The 2021 annual Immigration Law and Policy Conference featured a keynote conversation with Homeland Security Secretary Alejandro N. Mayorkas and analysis by top experts on the early months of the Biden administration and how immigration law and policy can respond to our changing world in a manner that is humane and in the national interest.

Video, Audio
September 2, 2021

The sprawling U.S. immigration detention system has long been controversial for its conditions of care, number of immigrants and asylum seekers detained, and costs. This discussion of a report provides a vision for a reimagined immigration custody system. 

Pages

Recent Activity

Expert Q&A, Audio
October 20, 2021

People on all sides of the policy debate largely agree that the current U.S. immigration system is broken. What should a 21st century immigration system that works in the national interest look like? And is this vision achievable amid current political realities? In this conversation, MPI Senior Fellow Doris Meissner speaks with Policy Analyst Ariel Ruiz Soto about how to build an immigration system that reflects today’s realities and builds in the flexibility to adapt to future developments.

Articles

Vietnamese immigrants are among the largest foreign-born groups from Asia in the United States. The first significant arrivals came at the end of the Vietnam War; more recent immigrants from Vietnam have been more likely to come through family sponsorship programs. This article examines different dimensions of this immigrant population.

Expert Q&A, Audio
October 13, 2021

MPI co-founder Demetrios G. Papademetriou takes on many questions, including whether the role of think tanks has evolved over the last two decades, in this conversation with MPI’s Natalia Banulescu-Bogdan. They also look ahead to the challenges that will dominate immigration policymaking in the years ahead.

Reports
October 2021

La cantidad de migrantes africanos que viajan por América del Sur y Central con la esperanza de llegar a la frontera entre Estados Unidos y México para buscar asilo es pequeña, pero está aumentando. Este informe examina los factores que impulsan la migración africana a través de las Américas, las rutas y los desafíos comunes, y las respuestas de países de tránsito en América Latina.

Reports
October 2021

The number of African migrants traveling through South and Central America in hopes of reaching the U.S.-Mexico border, many seeking asylum, is small but increasing. This report examines the factors driving African migration through the Americas, common routes and challenges, and how transit countries are responding.

Reports
October 2021

Nearly two decades since the Department of Homeland Security (DHS) was founded in 2003, U.S. immigration governance is buckling from breakdowns in performance across key immigration components and partner agencies. This report advances ideas for DHS to fix its governance to manage immigration as a system, focusing on challenges in mission and structure, intra-DHS and interdepartmental collaboration, funding, and institutional culture.

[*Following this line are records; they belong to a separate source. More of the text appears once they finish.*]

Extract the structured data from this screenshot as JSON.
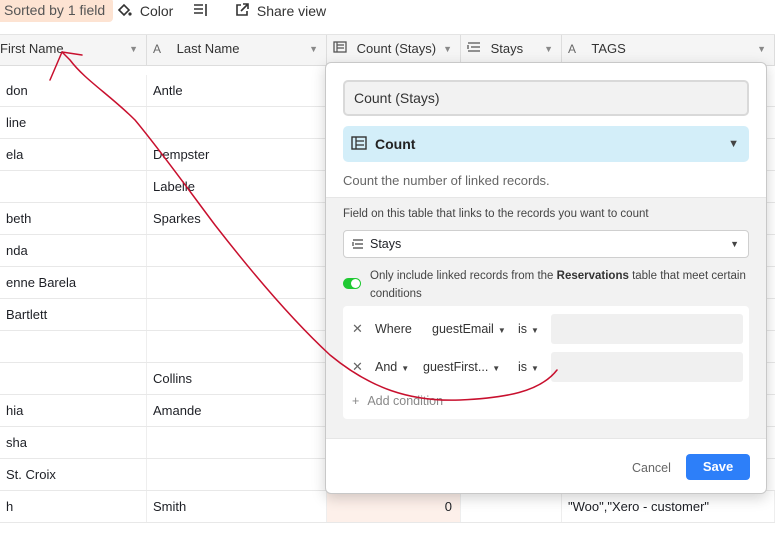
{
  "toolbar": {
    "sorted_label": "Sorted by 1 field",
    "color_label": "Color",
    "share_label": "Share view"
  },
  "columns": [
    {
      "label": "First Name",
      "icon": "text-icon"
    },
    {
      "label": "Last Name",
      "icon": "text-icon"
    },
    {
      "label": "Count (Stays)",
      "icon": "count-icon"
    },
    {
      "label": "Stays",
      "icon": "link-icon"
    },
    {
      "label": "TAGS",
      "icon": "text-icon"
    }
  ],
  "rows": [
    {
      "first": "don",
      "last": "Antle",
      "count": "",
      "tags": ""
    },
    {
      "first": "line",
      "last": "",
      "count": "",
      "tags": ""
    },
    {
      "first": "ela",
      "last": "Dempster",
      "count": "",
      "tags": ""
    },
    {
      "first": "",
      "last": "Labelle",
      "count": "",
      "tags": ""
    },
    {
      "first": "beth",
      "last": "Sparkes",
      "count": "",
      "tags": ""
    },
    {
      "first": "nda",
      "last": "",
      "count": "",
      "tags": ""
    },
    {
      "first": "enne Barela",
      "last": "",
      "count": "",
      "tags": ""
    },
    {
      "first": "Bartlett",
      "last": "",
      "count": "",
      "tags": ""
    },
    {
      "first": "",
      "last": "",
      "count": "",
      "tags": ""
    },
    {
      "first": "",
      "last": "Collins",
      "count": "",
      "tags": ""
    },
    {
      "first": "hia",
      "last": "Amande",
      "count": "",
      "tags": ""
    },
    {
      "first": "sha",
      "last": "",
      "count": "",
      "tags": ""
    },
    {
      "first": "St. Croix",
      "last": "",
      "count": "",
      "tags": ""
    },
    {
      "first": "h",
      "last": "Smith",
      "count": "0",
      "tags": "\"Woo\",\"Xero - customer\""
    }
  ],
  "dialog": {
    "field_name": "Count (Stays)",
    "field_type": "Count",
    "description": "Count the number of linked records.",
    "link_field_label": "Field on this table that links to the records you want to count",
    "link_field_value": "Stays",
    "toggle_text_1": "Only include linked records from the ",
    "toggle_table": "Reservations",
    "toggle_text_2": " table that meet certain conditions",
    "conditions": [
      {
        "conj": "Where",
        "field": "guestEmail",
        "op": "is"
      },
      {
        "conj": "And",
        "field": "guestFirst...",
        "op": "is"
      }
    ],
    "add_condition": "Add condition",
    "cancel_label": "Cancel",
    "save_label": "Save"
  },
  "colors": {
    "accent": "#2d7ff9",
    "toggle_on": "#20c933",
    "type_bg": "#d3eef9",
    "annotation": "#c8102e"
  }
}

Video, Audio
September 27, 2021

The 2021 annual Immigration Law and Policy Conference featured a keynote conversation with Homeland Security Secretary Alejandro N. Mayorkas and analysis by top experts on the early months of the Biden administration and how immigration law and policy can respond to our changing world in a manner that is humane and in the national interest.

Expert Q&A, Audio
October 1, 2021

In Western countries, a common narrative has developed that only poor or developing nations will have to confront human displacement caused by climate change. But communities in the United States and elsewhere have repeatedly moved because of environmental disasters such as flooding. This episode features a discussion on the U.S. government’s responses to internal displacement, with Kavi Chintam and Chris Jackson, co-authors of an Issues in Science and Technology article analyzing the approach to managed retreat.

Pages